King Charles was not alone in his glass belief, but he was surely one of the most exalted (surely the most famous) representative of people that had this problem. The stories of people that had glass bones, glass heads, glass arms, and glass hearts are lots in the medical and literary texts of the time.
For example, one unfortunate man was convinced his buttocks was made of glass, and that sitting down would smash it into a million pieces. Another was afraid to leave the house, bacause a glazier could tried to melt him down for make a glass creation!
There was also a “Glass Man” travelled to Murano, an Italian island near Venice, just about famous for its beautiful glass, hoping to enter himself into a furnace and be transformed into a goblet. When he threw himself inside, obviously dying burned.
Another case tells of a scholar who believed that the world was made of glass, and beneath there was a tangle of serpents. He did not dare to leave his bed, for fear that he would smash the glass and fall in among the snakes.
According to the medical, this people were afflicted by a form of “melancholia,” a disease particularly common in the conception of medieval understanding of the human body, really different of today. On the other hand, there was a magical side of the making of glass, seen as a kind of alchemy: the transformation of sand into crystal, for example. And its curious property of cracking if touched by poison, a power “above gold or silver or any other mineral.” In fact, a human body, like a glass goblet, is a vessel that breaks when filled with poison. The historian Gill Speak quotes a report on Venetian glassmaking written in this years that expresses the mystical nature of glass. As the writer look inside a glass furnace, he reflects “if this small furnace-fire hath virtue to convert such a small lump of dark dust and sand into such a precious clear body as crystal, surely that grand universal fire which shall happen at the day of judgement, may by its violent ardour vitrify and turn to one lump of crystal the whole body of the earth.” From this vision, Gill Speak said that the Glass Men saw themselves as the product of a similar trauma, destroyed and remade by “purifying fire.” This paranoia was crazy, but much more common than you might think.

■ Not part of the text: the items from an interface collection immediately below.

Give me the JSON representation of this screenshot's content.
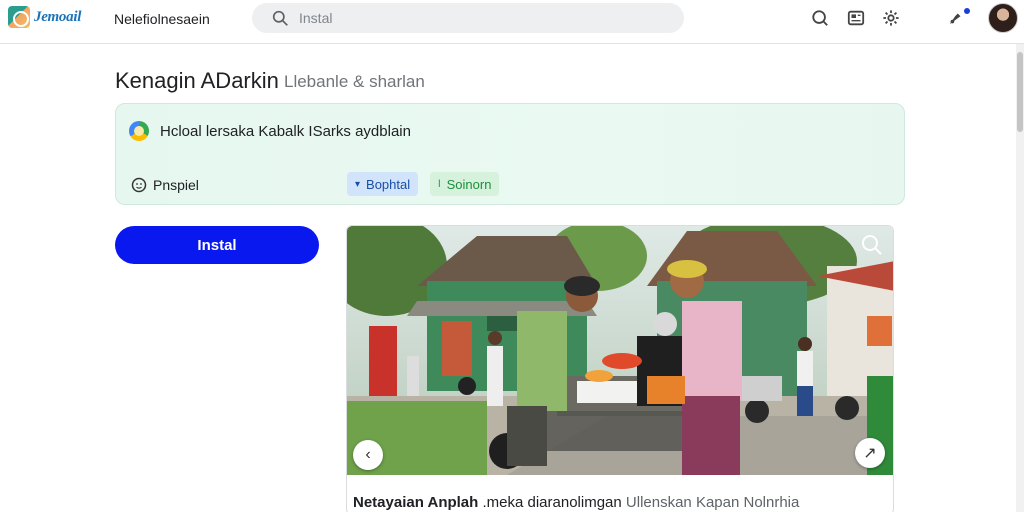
{
  "header": {
    "logo_text": "Jemoail",
    "nav_label": "Nelefiolnesaein",
    "search_placeholder": "Instal",
    "icons": [
      "search-icon",
      "news-icon",
      "settings-icon",
      "notifications-icon",
      "avatar"
    ]
  },
  "page": {
    "title": "Kenagin ADarkin",
    "subtitle": "Llebanle & sharlan"
  },
  "info_card": {
    "title": "Hcloal lersaka Kabalk ISarks aydblain",
    "people_label": "Pnspiel",
    "chip_primary": "Bophtal",
    "chip_secondary": "Soinorn"
  },
  "install_label": "Instal",
  "photo_card": {
    "caption_bold": "Netayaian Anplah",
    "caption_mid": ".meka diaranolimgan",
    "caption_muted": "Ullenskan Kapan Nolnrhia"
  },
  "colors": {
    "accent": "#0a18f0",
    "card_bg": "#e8f8f0",
    "chip_blue": "#d2e3fc",
    "chip_green": "#d6f2dc"
  }
}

And from this opinion, King Charles was reshaped by the flames of the Dance of the Burning men, that transformed him into a glass man? 🙂
The illness of Charles VI, which declined in various psychotic syndromes, including the belief that it was made of glass, was probably inherited by the nephew Henry VI of England, and became one of the causes that facilitated the origin of the dynastic conflict called the “War of the Two Roses”. But this is another story 😀